I tend to review games negatively. I can find the bad in just about anything, video games included. There’s a reason I’m like that. It’s the same reason the dark corners of the internet are inhabited by ravenous wolves known to the locals as ‘trolls.’ It is safe. Instead of risking having my reasons for what I enjoy being ripped to shreds, leaving me rejected and alone, I reject preemptively. It’s so much easier to tear down what you don’t like than defend what you do.
If we are honest, we must admit there is a little troll in all of us. But now I believe it’s time for me to step out of my comfort zone and review one of my all time favorites.
Red Dead Redemption was stunning for its time. The western sunsets were a thing of beauty, the setting so unique, and the world so vibrant. I felt like I could have just gone back in time to the wild west and been perfectly fine after playing this game. I’d have been dead in a couple of days, but I would have gone there confidently. That’s what Red Dead did so well. It set the mood and made you feel like you were truly experiencing a different era: the death of the wild west. The story is interesting. It isn’t the best gaming plot, but it is close. I was attached to many of the characters, especially John Marston. The annoying characters…well, they were actually supposed to be annoying.
The music was perfect. Allow it to speak for itself:
If you like the GTA series then this game will be very intuitive to you. I was fairly new to Rockstar Games when I picked up a copy of Red Dead Redemption. The way it played felt like…there was weight to everything. I hadn’t experienced that very often in a game before. Everything from trying to climb, jump, or even holding Marston’s pistol all felt more grounded in the reality of weight. Shooting mechanics in Red Dead worked well for the most part, and traveling by horse was simple and only became frustrating during a couple of racing missions.
This game has all the country you need. You can hunt bounties (taking them dead or alive, depending on your skill with a lasso), herd cattle, try to tame wild horses, clear gang hideouts (one of my favorites), hunt, help or hinder robberies…pick flowers…you know. Things outlaws do.
Having never truly played a Rockstar game before, I was pleasantly surprised by how the story unfolds and allows you to choose which characters you wish to go speak with during each section. Also, the world itself is just so distracting and fun that I got sidetracked multiple times simply heading towards my next story mission. Sometimes a buzzard would get on my bad side, or maybe it was time to get the “Dastardly” trophy (yes, you know what I’m talking about). Heck, thanks to Red Dead, Liar’s Dice is now a staple game in mine and my wife’s family.
I also press flowers now.
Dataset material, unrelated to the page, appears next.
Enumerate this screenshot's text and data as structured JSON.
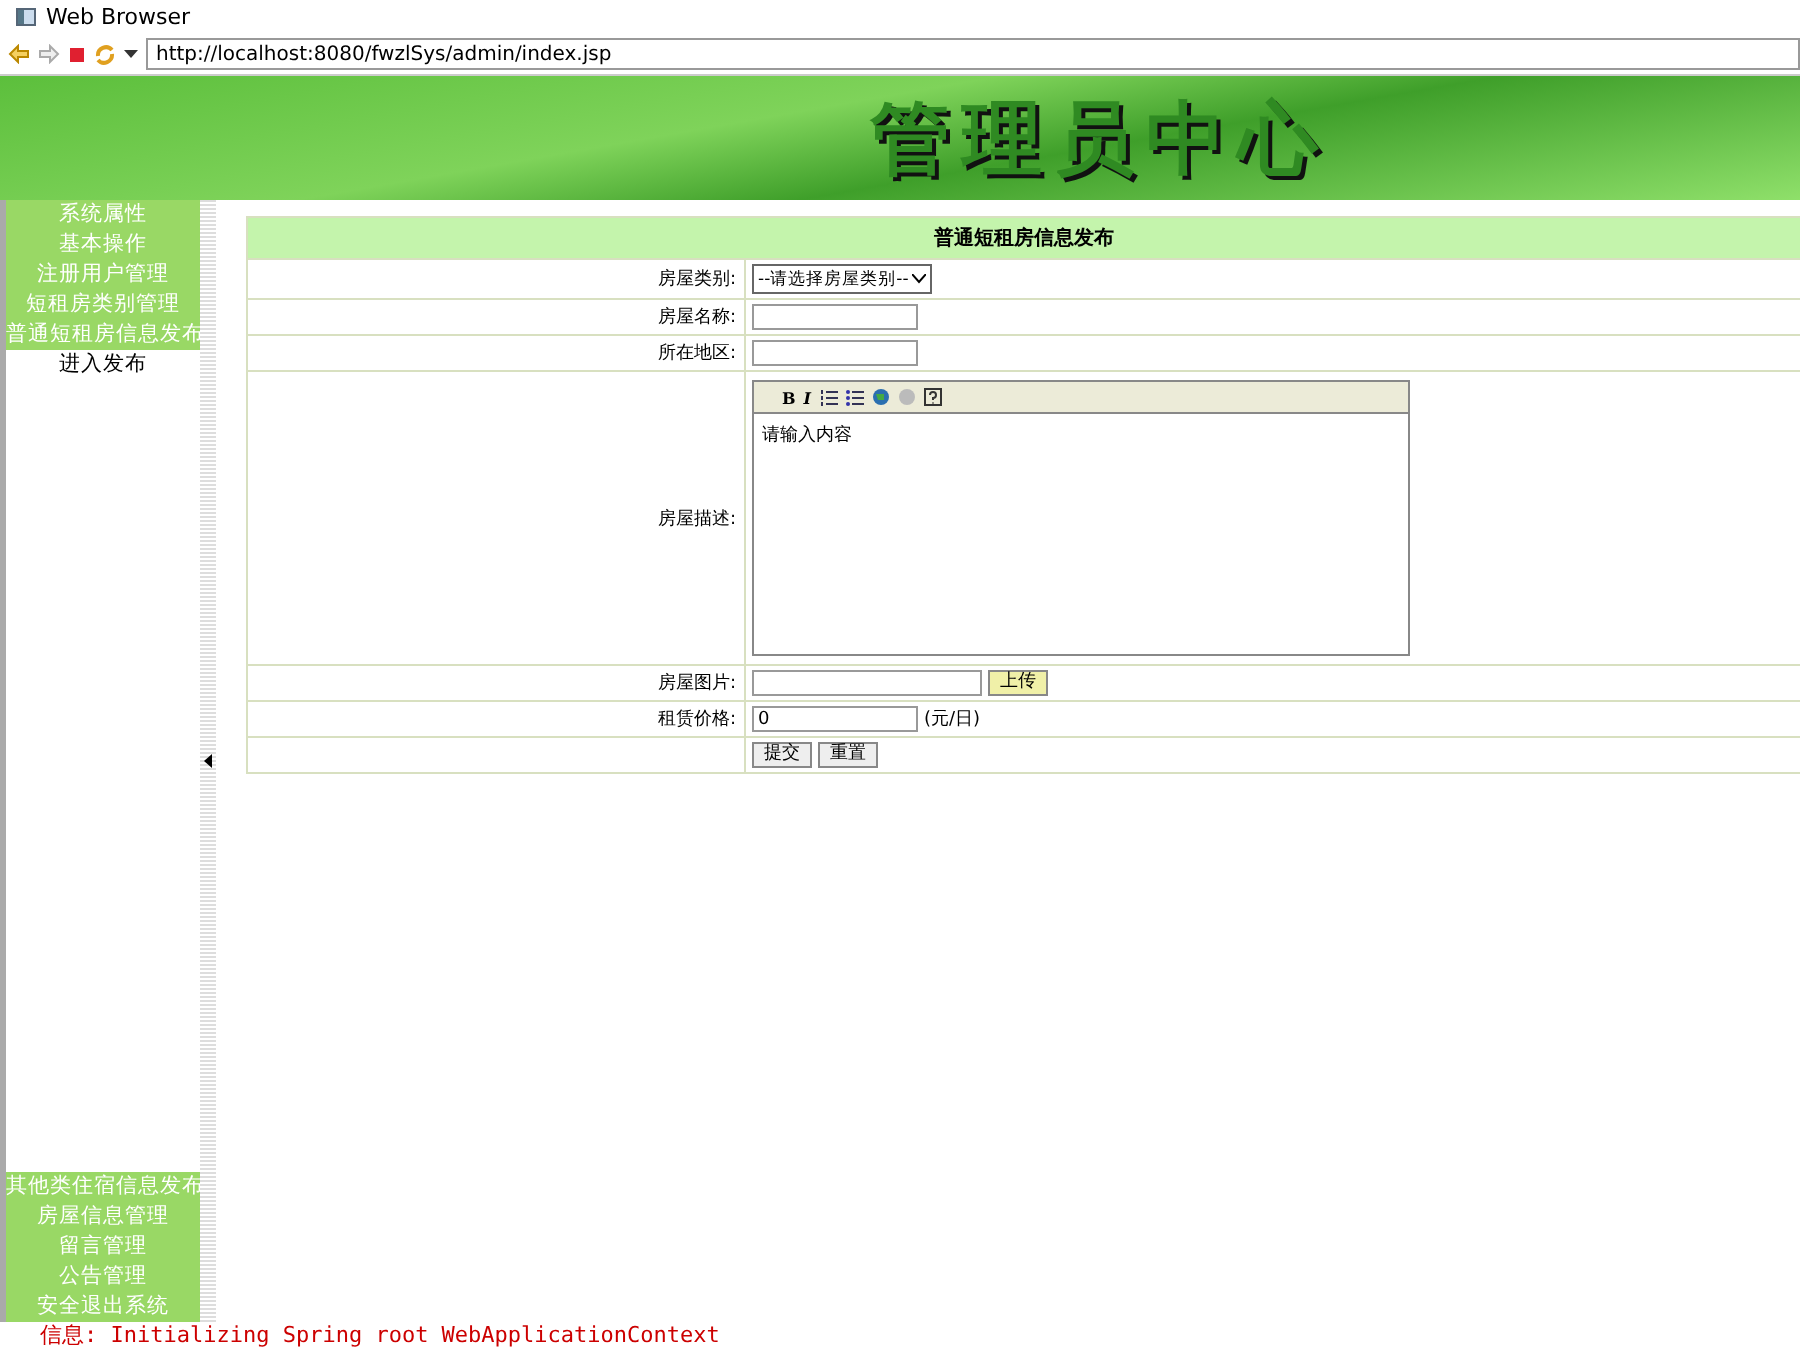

While the story never changes, and there aren’t any incredibly important choices to be made that truly change the gameplay, there’s something that compels me to replay Red Dead every once in a while. Yes, there are choices in some situations that change how people respond to you and give you a lot of freedom to be the hero or villain. But I think it is because no other game fills the western genre as aptly as Red Dead that makes it appealing to replay. There are plenty of sci-fi, horror, modern shooters, and ungodly amounts of fantasy games. Quality westerns, however, aren’t as typical.
The random events such as robberies, gunfights, or unexpected meetings/discoveries that turned into entire side quests are too fun to leave alone. It makes the story seem like just a part of the world you were experiencing and it kept me coming back.
During the five years of its existence I have consistently returned to this game more than most other games, possibly second only to Star Wars: Knights of the Old Republic, and its beautiful love child…the Mass Effect series.
Online was okay, however, it was not the main draw of Red Dead Redemption. The modes can be fun provided you can manage to get into a match that does not have hackers. For the style of game, Rockstar made a valiant attempt at online, but nothing about it enticed me to continue playing after I had gotten a taste for what it was like.
John Marston is possibly my favorite protagonist of all time to play as, and the world he roams is an enjoyable playground to explore, find new things, and discover new ways to die. You will not regret trying this game, especially if you have any interest in botany.
It allows players to explore a genre that has not yet, and may never, come into its own in the video game industry. Red Dead Redemption sets the bar so high that it’s hard to imagine another game dethroning it as the best western video game any time soon.The story and mood of Red Dead is much like a country song. It takes its time, sets the stage, doesn’t sugar coat it, and has a tinge of sadness.
If only country music sounded as good as this game plays. I might actually listen to it.